I just had a few minutes to play around with the shrimp foils. This time I reversed the foil and tied it in back to front for a Gammarus shell. I’ll post the full step by step for this pattern later. Continue reading Another tie with the new shrimp foils
Although its still a few months before the rag worms start swarming on the coast for thier annual spawn, its always good to have them tied up before hand. For those of you who find the earlier rag worm pattern … Continue reading Video tutorial for a simple rag worm
The Awesome opossum Yesterday I received in the post a few samples of Shrimp foils from the fly people in Germany. One sheet with coated foils and a second with uncoated. The coated foils really look the business but unfortunately after three attempts to tie them on and failing miserably in all three, I went over to the uncoated and and had no problems at all. Although the coated ones seemed flexible enough and relatively easy to position, every time I attached the thread and applied the slightest pressure they snapped! Its not as if I was being heavy handed … Continue reading Just foiling around!
About Elk Hair Caddis This classic caddis pattern is from the tying bench of well know American fly tyer Al Troth. This is probably the most well known caddis pattern in existence, and rightly so. The Elk Hair Caddis as … Continue reading Elk Hair Caddis
Heres another tutorial for a simple but effective small seaweed pattern for Mullet. Continue reading Mullet salad
Recently I have had many questions regarding spinning deer hair and the best method of attaining a even open fibered body for deer hair flies. I use this technique on patterns such as G&H Sedge. The other technique is for making cork like bodies from deer hair.
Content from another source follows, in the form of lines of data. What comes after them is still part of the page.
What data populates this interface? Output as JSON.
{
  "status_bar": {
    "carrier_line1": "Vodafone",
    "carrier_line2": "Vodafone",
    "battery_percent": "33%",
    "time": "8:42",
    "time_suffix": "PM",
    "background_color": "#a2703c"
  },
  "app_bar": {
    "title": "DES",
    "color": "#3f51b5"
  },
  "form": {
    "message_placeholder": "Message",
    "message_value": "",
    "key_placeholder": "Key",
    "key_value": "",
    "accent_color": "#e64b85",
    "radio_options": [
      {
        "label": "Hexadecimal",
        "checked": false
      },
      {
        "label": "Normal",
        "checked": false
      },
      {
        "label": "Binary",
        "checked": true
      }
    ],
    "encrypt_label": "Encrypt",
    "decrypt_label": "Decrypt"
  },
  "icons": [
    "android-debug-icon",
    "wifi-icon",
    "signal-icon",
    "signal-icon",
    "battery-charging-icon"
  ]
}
Once mastered these techniques can be applied to many patterns. 8 You can now begin to wind the dubbing onto the hook shank just like a conventional feather hackle, combing the fibers back with each turn. Continue reading Making a deer hair dubbing loop.